Billy Schlag takes the checkered flag for the winning Trail Pros team.

The racing in the Sportsman class went down to the last feet of the track with the Bushwackers 2.0 finishing only 90 seconds ahead of Team Bunch of Drunks. The Bushwackers put in their fastest lap on the final lap at 28:43 to end the race with an impressive 44 laps and the win in the class by 1:39.

Team FAHQ2 remained steady in 4th place from lap 10 through the duration of the race. They remained consistent in their riding and had no mechanical issues. The team was successful in chipping away at their position in the overall standings finishing in 4th place for their class and 22nd overall out of 140 teams.

Two Junior classes finished in the top 10 overall, which is incredibly impressive. The future of offroad racing appears promising with such an exhibition of talent at such young ages.
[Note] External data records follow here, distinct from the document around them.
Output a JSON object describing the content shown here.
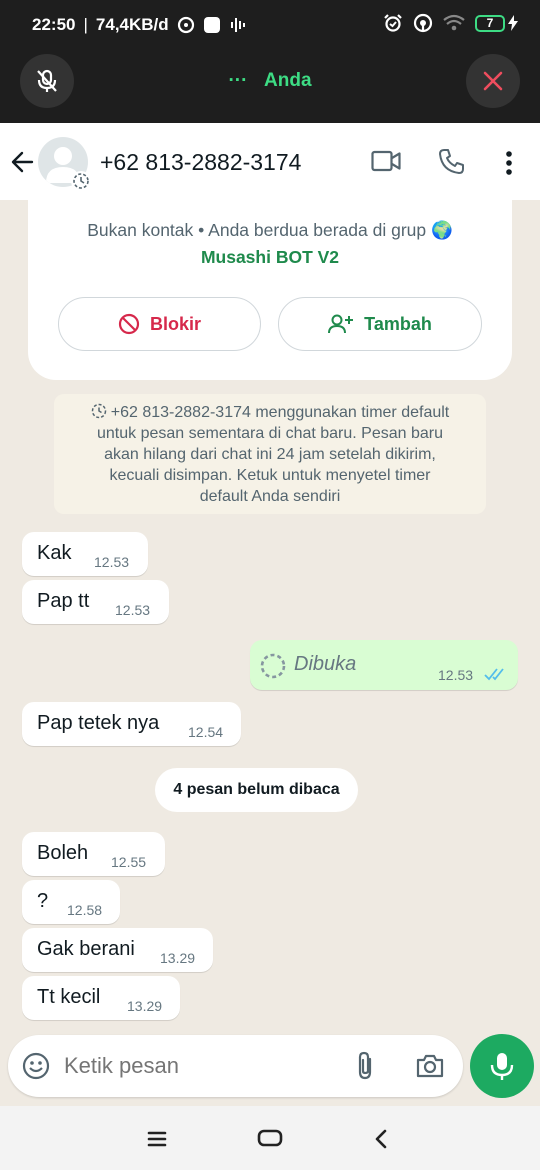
{
  "status_bar": {
    "time": "22:50",
    "speed": "74,4KB/d",
    "battery": "7"
  },
  "call_bar": {
    "dots": "···",
    "name": "Anda"
  },
  "header": {
    "phone": "+62 813-2882-3174"
  },
  "info_card": {
    "line": "Bukan kontak • Anda berdua berada di grup 🌍",
    "group": "Musashi BOT V2",
    "block_label": "Blokir",
    "add_label": "Tambah"
  },
  "system_note": {
    "lines": [
      "+62 813-2882-3174 menggunakan timer default",
      "untuk pesan sementara di chat baru. Pesan baru",
      "akan hilang dari chat ini 24 jam setelah dikirim,",
      "kecuali disimpan. Ketuk untuk menyetel timer",
      "default Anda sendiri"
    ]
  },
  "messages_before": [
    {
      "text": "Kak",
      "time": "12.53"
    },
    {
      "text": "Pap tt",
      "time": "12.53"
    }
  ],
  "outgoing": {
    "text": "Dibuka",
    "time": "12.53"
  },
  "message_mid": {
    "text": "Pap tetek nya",
    "time": "12.54"
  },
  "unread_label": "4 pesan belum dibaca",
  "messages_after": [
    {
      "text": "Boleh",
      "time": "12.55"
    },
    {
      "text": "?",
      "time": "12.58"
    },
    {
      "text": "Gak berani",
      "time": "13.29"
    },
    {
      "text": "Tt kecil",
      "time": "13.29"
    }
  ],
  "input": {
    "placeholder": "Ketik pesan"
  },
  "colors": {
    "accent_green": "#1daa61",
    "call_green": "#3ddc84",
    "block_red": "#d6284b",
    "outgoing_bubble": "#d9fdd3",
    "chat_bg": "#efeae2"
  }
}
What's it's all about.

Once the race was finished, the pits were packed up and cleared out faster than they appeared and the fields began to empty. The racing on the track may have ended, but the bench racing had only just begun. The exhilaration of the whole experience is a feeling that remains with you for some time after the race and perhaps never completely leaves. The next race is a full year away, but the plans have already begun. Social media is buzzing with excitement for the 2018 24 Hour Challenge.

If the Northeast 24 Hour Challenge is something that you are considering, I can assure you that it is something that you will never regret nor forget. It is an achievement that will stay with you for years to come. Be prepared in early January to get your registration in because spaces are limited and fill up faster with each passing year!

A link to the list of riders registered for the race as well as scoring results are attached.

Rider List:


More scenes from the 2017 Northeast 24 Hour Challenge: